RECORD EXCERPTS.

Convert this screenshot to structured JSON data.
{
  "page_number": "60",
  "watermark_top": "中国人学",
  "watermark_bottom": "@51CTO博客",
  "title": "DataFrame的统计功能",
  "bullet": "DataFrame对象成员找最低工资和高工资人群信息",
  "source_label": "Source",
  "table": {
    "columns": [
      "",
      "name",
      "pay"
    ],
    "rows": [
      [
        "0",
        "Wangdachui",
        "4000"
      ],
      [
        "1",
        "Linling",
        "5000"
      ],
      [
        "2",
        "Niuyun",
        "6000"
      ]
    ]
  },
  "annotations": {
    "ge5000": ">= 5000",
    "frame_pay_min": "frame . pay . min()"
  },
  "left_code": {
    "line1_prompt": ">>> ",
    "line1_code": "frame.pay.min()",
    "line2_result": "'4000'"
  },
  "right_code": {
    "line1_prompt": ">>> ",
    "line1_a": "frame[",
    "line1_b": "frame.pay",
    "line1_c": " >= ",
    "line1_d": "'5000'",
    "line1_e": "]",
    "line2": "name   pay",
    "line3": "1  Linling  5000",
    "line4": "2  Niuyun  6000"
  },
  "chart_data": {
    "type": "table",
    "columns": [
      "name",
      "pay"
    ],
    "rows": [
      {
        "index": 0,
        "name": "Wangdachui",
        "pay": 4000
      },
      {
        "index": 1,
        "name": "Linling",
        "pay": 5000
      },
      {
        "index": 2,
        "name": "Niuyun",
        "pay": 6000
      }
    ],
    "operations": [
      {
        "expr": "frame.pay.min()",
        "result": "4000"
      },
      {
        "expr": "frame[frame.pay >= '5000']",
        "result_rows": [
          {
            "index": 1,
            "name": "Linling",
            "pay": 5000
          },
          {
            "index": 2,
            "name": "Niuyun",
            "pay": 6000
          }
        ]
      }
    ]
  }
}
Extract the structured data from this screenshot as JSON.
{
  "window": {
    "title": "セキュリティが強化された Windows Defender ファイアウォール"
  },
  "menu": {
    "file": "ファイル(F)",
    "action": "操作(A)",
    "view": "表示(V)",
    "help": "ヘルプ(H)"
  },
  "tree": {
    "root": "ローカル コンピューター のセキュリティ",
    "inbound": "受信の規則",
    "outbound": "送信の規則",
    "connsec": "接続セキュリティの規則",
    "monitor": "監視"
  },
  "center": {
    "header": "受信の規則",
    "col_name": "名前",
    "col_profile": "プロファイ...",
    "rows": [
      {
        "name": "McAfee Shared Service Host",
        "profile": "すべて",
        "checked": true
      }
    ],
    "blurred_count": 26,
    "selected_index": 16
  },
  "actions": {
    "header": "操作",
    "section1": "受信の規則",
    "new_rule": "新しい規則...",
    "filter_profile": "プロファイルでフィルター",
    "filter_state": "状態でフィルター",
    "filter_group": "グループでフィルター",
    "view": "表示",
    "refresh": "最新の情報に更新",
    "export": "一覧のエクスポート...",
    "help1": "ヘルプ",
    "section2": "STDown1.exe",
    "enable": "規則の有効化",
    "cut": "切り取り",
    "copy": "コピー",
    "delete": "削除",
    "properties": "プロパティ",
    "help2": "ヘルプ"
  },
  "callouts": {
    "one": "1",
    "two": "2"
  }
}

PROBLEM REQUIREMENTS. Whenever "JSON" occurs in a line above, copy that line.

OUTPUT.
Convert this screenshot to structured JSON data.
Extract the structured data from this screenshot as JSON.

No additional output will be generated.